By Tanya Lokot, for Global Voices
The microblogging service Twitter could be fully blocked in Russia within the next month, according to Russian state media and internet regulator Roskomnadzor.
The regulator said on March 16 that the platform continues to ignore its demands to remove allegedly illegal content. If the offending posts remain online, Roskomnadzor indicated it is prepared to fully block the service, making it inaccessible for users in Russia.
Vadim Subbotin, Roskomnadzor’s deputy head, told the state news agency TASS that they would take a month to “watch Twitter’s reaction to the issue of removing banned information” and would then “make decisions accordingly,” depending on the company’s response:
If Twitter does not satisfy the demands of Roskomnadzor, and the requirements of Russian legislation, we will, accordingly, consider the question of fully blocking the service on Russian territory.

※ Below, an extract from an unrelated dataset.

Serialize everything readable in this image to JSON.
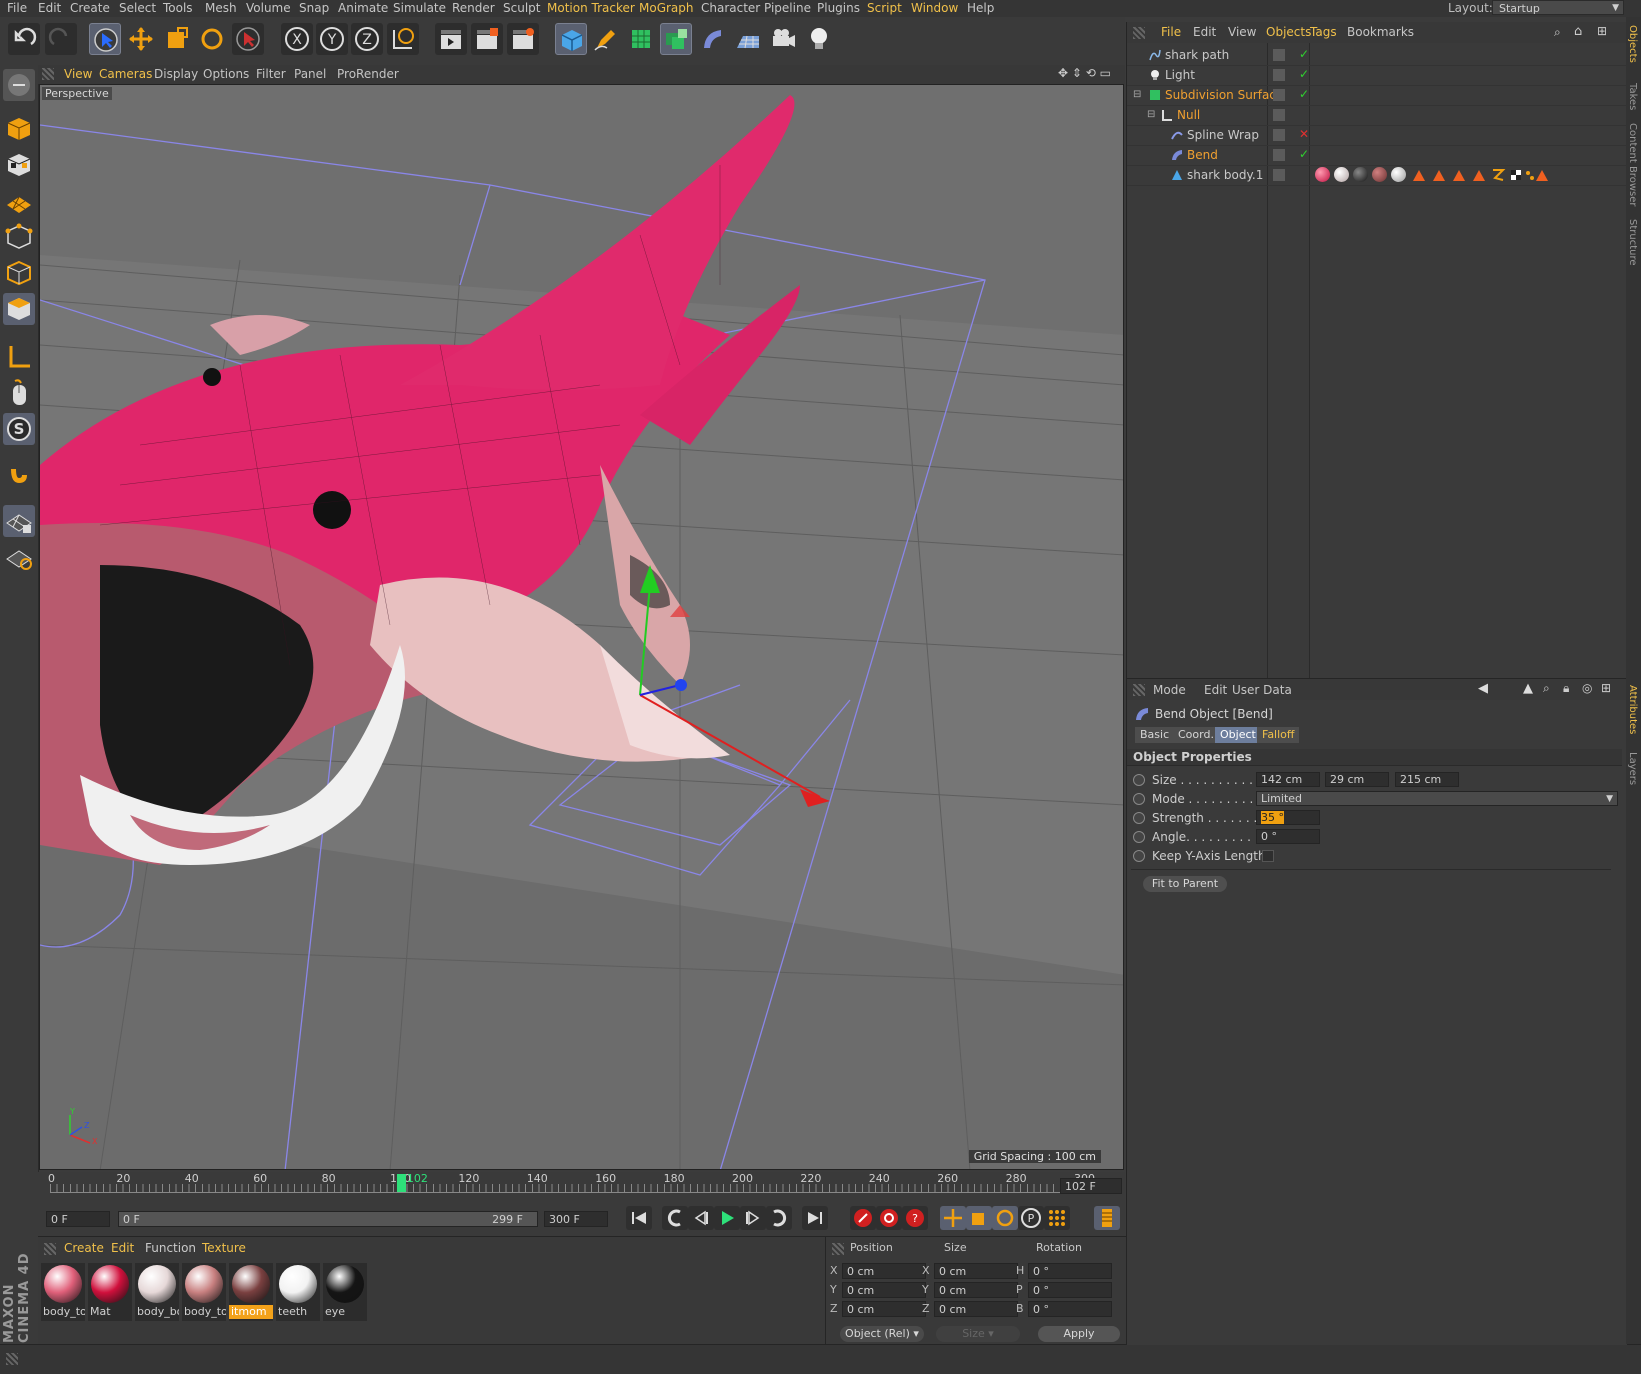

As reported previously, on March 10 Russian censors began throttling Twitter loading speeds in the country using DPI (deep-packet inspection) equipment that Russian internet service providers are required to install as part of its new “sovereign internet” strategy.
At the time, Roskomnadzor defended the move as the first warning after multiple requests to take down offensive content, which Twitter is said to have ignored. The platform was also recently issued a fine for failing to remove “calls for participation in unsanctioned mass rallies aimed at minors,” which it has yet to react to.
Ironically, digital rights experts point out that a wholesale block of Twitter would likely be easier to implement in Russia than effective throttling of access speeds. Vladislav Zdolnikov, who runs the Telegram channel “IT and SORM,” thinks that Twitter is a fairly safe platform for the state to block as “it has relatively few users in Russia” and could serve as “a scarecrow for Google” and others without causing much public outrage:
Twitter will be blocked within 15 minutes of a decision being made about this. They didn’t manage to block Telegram not because [Roskomnadzor] is hapless, but because [Telegram] committed a lot of resources–financial ones and unique skills.
Blocking a website is not that complicated. If an app isn’t counteracting the blocks, it will also be blocked.
Other commentators, however, remain skeptical that internet giants such as Google could face similar threats, as they are too important to the RuNet ecosystem. Mariëlle Wijermars, a Dutch researcher studying cybersecurity and digital rights in Russia, thinks that Google’s many services, including YouTube, are “too deeply ingrained” in the country’s digital economy:
<blockquote class="twitter-tweet"><p lang="en" dir="ltr">If Twitter does not remove all content flagged by Roskomnadzor within a month, the app will be blocked in Russia. Last week, Russia began throttling Twitter for its failure to comply with the authorities' take-down requests. <a href="https://t.co/9BGAOcN069">https://t.co/9BGAOcN069</a></p>— Mariëlle Wijermars (@Marielle_W_) <a href="https://twitter.com/Marielle_W_/status/1371797738615140357?ref_src=twsrc%5Etfw">March 16, 2021</a></blockquote> <script async src="https://platform.twitter.com/widgets.js" charset="utf-8"></script>
This post is part of RuNet Echo, a Global Voices project to interpret the Russian language internet.
This post is part of Advox, a Global Voices project dedicated to protecting freedom of expression online.